### Try it
Filter these entries so that only lines with the word "resources" remain.

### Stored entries
== Segment start ==
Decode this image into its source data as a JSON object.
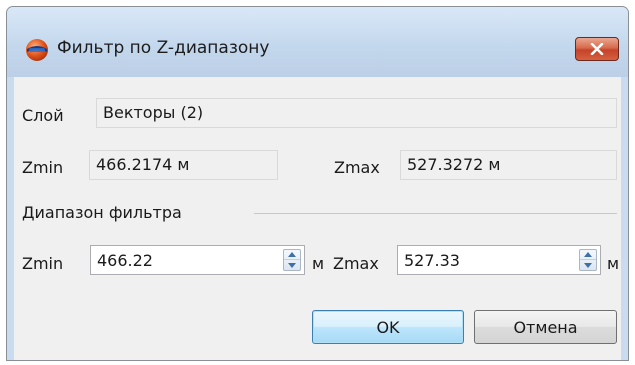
{
  "dialog": {
    "title": "Фильтр по Z-диапазону",
    "icon": "layers-globe-icon",
    "close_icon": "close-icon"
  },
  "layer": {
    "label": "Слой",
    "value": "Векторы (2)"
  },
  "source_range": {
    "zmin_label": "Zmin",
    "zmin_value": "466.2174 м",
    "zmax_label": "Zmax",
    "zmax_value": "527.3272 м"
  },
  "filter_range": {
    "group_label": "Диапазон фильтра",
    "zmin_label": "Zmin",
    "zmin_value": "466.22",
    "zmin_unit": "м",
    "zmax_label": "Zmax",
    "zmax_value": "527.33",
    "zmax_unit": "м"
  },
  "buttons": {
    "ok": "OK",
    "cancel": "Отмена"
  },
  "colors": {
    "titlebar": "#c9dbee",
    "client": "#f0f0f0",
    "close_button": "#d86a4c",
    "default_button_border": "#3c7fb1"
  }
}
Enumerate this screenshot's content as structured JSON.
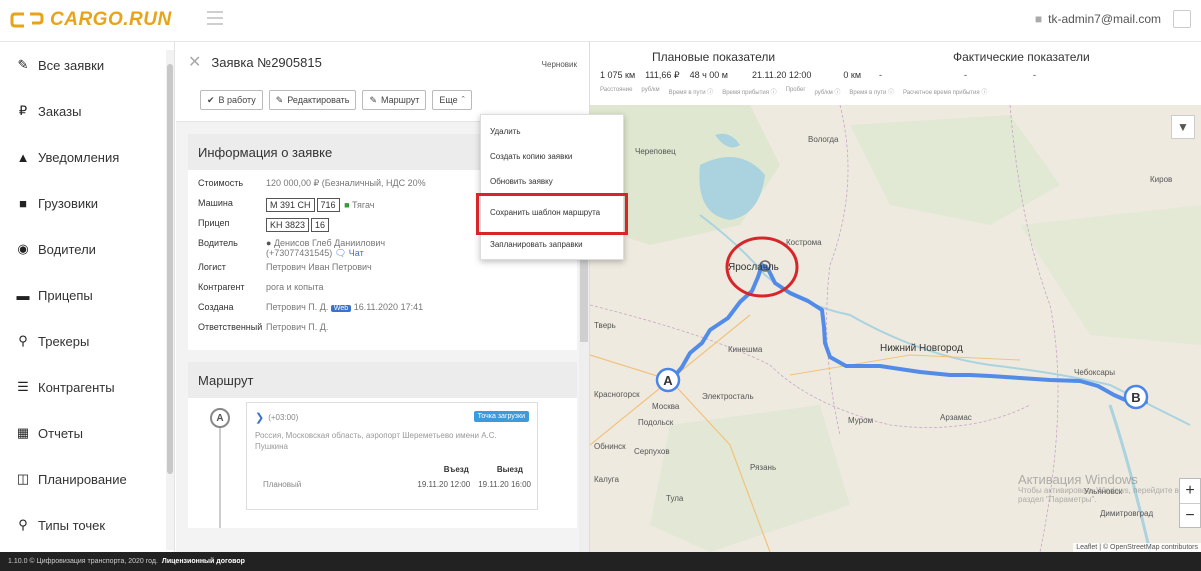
{
  "app": {
    "logo_text": "CARGO.RUN",
    "user_email": "tk-admin7@mail.com",
    "brand_color": "#e8a317"
  },
  "sidebar": {
    "items": [
      {
        "label": "Все заявки",
        "icon": "edit-icon"
      },
      {
        "label": "Заказы",
        "icon": "ruble-icon"
      },
      {
        "label": "Уведомления",
        "icon": "bell-icon"
      },
      {
        "label": "Грузовики",
        "icon": "truck-icon"
      },
      {
        "label": "Водители",
        "icon": "steering-wheel-icon"
      },
      {
        "label": "Прицепы",
        "icon": "trailer-icon"
      },
      {
        "label": "Трекеры",
        "icon": "location-pin-icon"
      },
      {
        "label": "Контрагенты",
        "icon": "contacts-icon"
      },
      {
        "label": "Отчеты",
        "icon": "report-icon"
      },
      {
        "label": "Планирование",
        "icon": "calendar-icon"
      },
      {
        "label": "Типы точек",
        "icon": "location-pin-icon"
      }
    ]
  },
  "order": {
    "title": "Заявка №2905815",
    "status": "Черновик",
    "toolbar": {
      "to_work": "В работу",
      "edit": "Редактировать",
      "route": "Маршрут",
      "more": "Еще"
    },
    "info_title": "Информация о заявке",
    "info": {
      "cost_label": "Стоимость",
      "cost_value": "120 000,00 ₽ (Безналичный, НДС 20%",
      "vehicle_label": "Машина",
      "vehicle_plate": "M 391 CH",
      "vehicle_region": "716",
      "vehicle_type": "Тягач",
      "trailer_label": "Прицеп",
      "trailer_plate": "KH 3823",
      "trailer_region": "16",
      "driver_label": "Водитель",
      "driver_name": "Денисов Глеб Даниилович",
      "driver_phone": "(+73077431545)",
      "driver_chat": "Чат",
      "logist_label": "Логист",
      "logist_value": "Петрович Иван Петрович",
      "counterparty_label": "Контрагент",
      "counterparty_value": "рога и копыта",
      "created_label": "Создана",
      "created_by": "Петрович П. Д.",
      "created_source": "Web",
      "created_at": "16.11.2020 17:41",
      "responsible_label": "Ответственный",
      "responsible_value": "Петрович П. Д."
    },
    "route_title": "Маршрут",
    "route_point": {
      "letter": "A",
      "time": "(+03:00)",
      "badge": "Точка загрузки",
      "address": "Россия, Московская область, аэропорт Шереметьево имени А.С. Пушкина",
      "col_entry": "Въезд",
      "col_exit": "Выезд",
      "row_label": "Плановый",
      "entry": "19.11.20 12:00",
      "exit": "19.11.20 16:00"
    }
  },
  "dropdown": {
    "items": [
      "Удалить",
      "Создать копию заявки",
      "Обновить заявку",
      "Сохранить шаблон маршрута",
      "Запланировать заправки"
    ]
  },
  "stats": {
    "planned_title": "Плановые показатели",
    "actual_title": "Фактические показатели",
    "planned_values": [
      "1 075 км",
      "111,66 ₽",
      "48 ч 00 м",
      "21.11.20 12:00"
    ],
    "actual_values": [
      "0 км",
      "-",
      "-",
      "-"
    ],
    "labels": [
      "Расстояние",
      "руб/км",
      "Время в пути ⓘ",
      "Время прибытия ⓘ",
      "Пробег",
      "руб/км ⓘ",
      "Время в пути ⓘ",
      "Расчетное время прибытия ⓘ"
    ]
  },
  "map": {
    "labels": {
      "vologda": "Вологда",
      "cherepovets": "Череповец",
      "kirov": "Киров",
      "kostroma": "Кострома",
      "yaroslavl": "Ярославль",
      "tver": "Тверь",
      "nizhny": "Нижний Новгород",
      "moscow": "Москва",
      "krasnogorsk": "Красногорск",
      "elektrostal": "Электросталь",
      "murom": "Муром",
      "arzamas": "Арзамас",
      "ryazan": "Рязань",
      "tula": "Тула",
      "kaluga": "Калуга",
      "obninsk": "Обнинск",
      "cheboksary": "Чебоксары",
      "ulyanovsk": "Ульяновск",
      "kineshma": "Кинешма",
      "sergiev": "Сергиев Посад",
      "podolsk": "Подольск",
      "serpukhov": "Серпухов",
      "dimitrovgrad": "Димитровград"
    },
    "marker_a": "A",
    "marker_b": "B",
    "zoom_in": "+",
    "zoom_out": "−",
    "attribution": "Leaflet | © OpenStreetMap contributors",
    "watermark_title": "Активация Windows",
    "watermark_sub": "Чтобы активировать Windows, перейдите в раздел \"Параметры\".",
    "route_color": "#4a86e8",
    "highlight_color": "#d7262a"
  },
  "footer": {
    "text": "1.10.0 © Цифровизация транспорта, 2020 год.",
    "license": "Лицензионный договор"
  }
}
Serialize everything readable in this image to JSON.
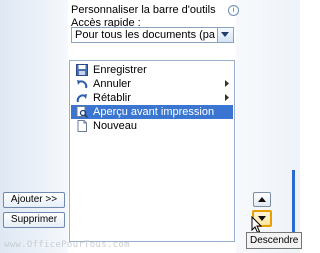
{
  "header": {
    "title": "Personnaliser la barre d'outils Accès rapide :"
  },
  "scope_select": {
    "value": "Pour tous les documents (par dé..."
  },
  "commands": [
    {
      "label": "Enregistrer",
      "icon": "save-icon",
      "has_submenu": false
    },
    {
      "label": "Annuler",
      "icon": "undo-icon",
      "has_submenu": true
    },
    {
      "label": "Rétablir",
      "icon": "redo-icon",
      "has_submenu": true
    },
    {
      "label": "Aperçu avant impression",
      "icon": "print-preview-icon",
      "has_submenu": false,
      "selected": true
    },
    {
      "label": "Nouveau",
      "icon": "new-document-icon",
      "has_submenu": false
    }
  ],
  "buttons": {
    "add": "Ajouter >>",
    "remove": "Supprimer"
  },
  "tooltip": "Descendre",
  "watermark": "www.OfficePourTous.com",
  "colors": {
    "selection": "#3a76d1",
    "accent_border": "#e8a000"
  }
}
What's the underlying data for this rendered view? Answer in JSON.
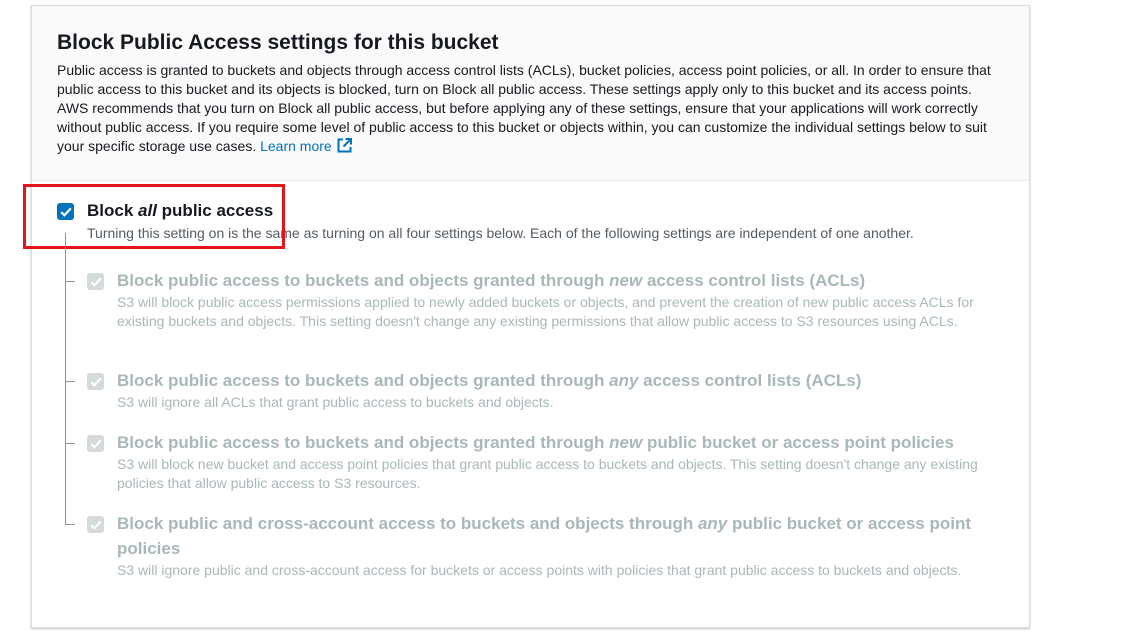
{
  "section": {
    "title": "Block Public Access settings for this bucket",
    "description": "Public access is granted to buckets and objects through access control lists (ACLs), bucket policies, access point policies, or all. In order to ensure that public access to this bucket and its objects is blocked, turn on Block all public access. These settings apply only to this bucket and its access points. AWS recommends that you turn on Block all public access, but before applying any of these settings, ensure that your applications will work correctly without public access. If you require some level of public access to this bucket or objects within, you can customize the individual settings below to suit your specific storage use cases.",
    "learn_more": "Learn more",
    "icon": "external-link-icon"
  },
  "block_all": {
    "checked": true,
    "label_prefix": "Block ",
    "label_emphasis": "all",
    "label_suffix": " public access",
    "description": "Turning this setting on is the same as turning on all four settings below. Each of the following settings are independent of one another."
  },
  "options": [
    {
      "checked": true,
      "disabled": true,
      "title_prefix": "Block public access to buckets and objects granted through ",
      "title_emphasis": "new",
      "title_suffix": " access control lists (ACLs)",
      "description": "S3 will block public access permissions applied to newly added buckets or objects, and prevent the creation of new public access ACLs for existing buckets and objects. This setting doesn't change any existing permissions that allow public access to S3 resources using ACLs."
    },
    {
      "checked": true,
      "disabled": true,
      "title_prefix": "Block public access to buckets and objects granted through ",
      "title_emphasis": "any",
      "title_suffix": " access control lists (ACLs)",
      "description": "S3 will ignore all ACLs that grant public access to buckets and objects."
    },
    {
      "checked": true,
      "disabled": true,
      "title_prefix": "Block public access to buckets and objects granted through ",
      "title_emphasis": "new",
      "title_suffix": " public bucket or access point policies",
      "description": "S3 will block new bucket and access point policies that grant public access to buckets and objects. This setting doesn't change any existing policies that allow public access to S3 resources."
    },
    {
      "checked": true,
      "disabled": true,
      "title_prefix": "Block public and cross-account access to buckets and objects through ",
      "title_emphasis": "any",
      "title_suffix": " public bucket or access point policies",
      "description": "S3 will ignore public and cross-account access for buckets or access points with policies that grant public access to buckets and objects."
    }
  ],
  "colors": {
    "accent": "#0073bb",
    "highlight": "#e4141d",
    "disabled": "#aab7b8",
    "disabled_check": "#d5dbdb"
  }
}
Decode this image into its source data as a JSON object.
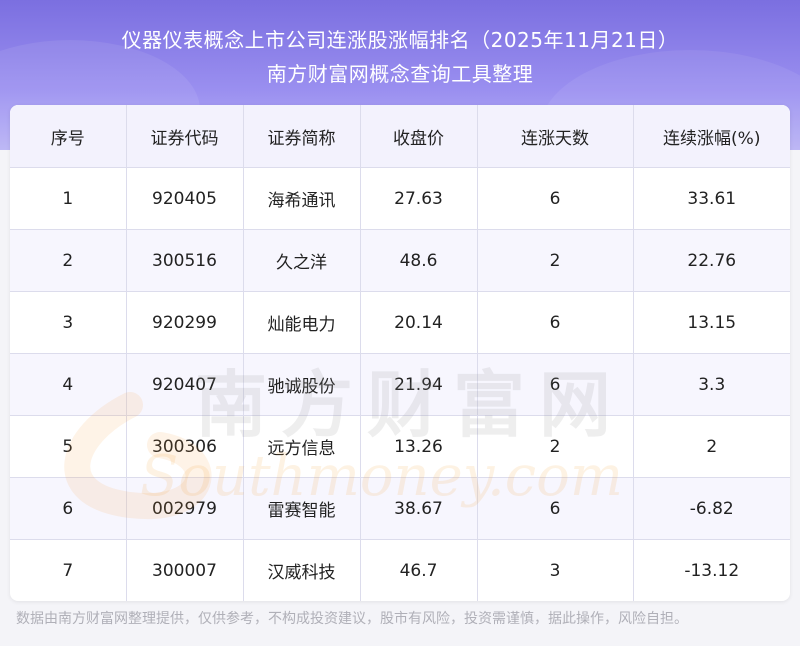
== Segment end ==
### Exercise solution
      "description": "S3 will block public access permissions applied to newly added buckets or objects, and prevent the creation of new public access ACLs for existing buckets and objects. This setting doesn't change any existing permissions that allow public access to S3 resources using ACLs."
      "description": "S3 will block new bucket and access point policies that grant public access to buckets and objects. This setting doesn't change any existing policies that allow public access to S3 resources."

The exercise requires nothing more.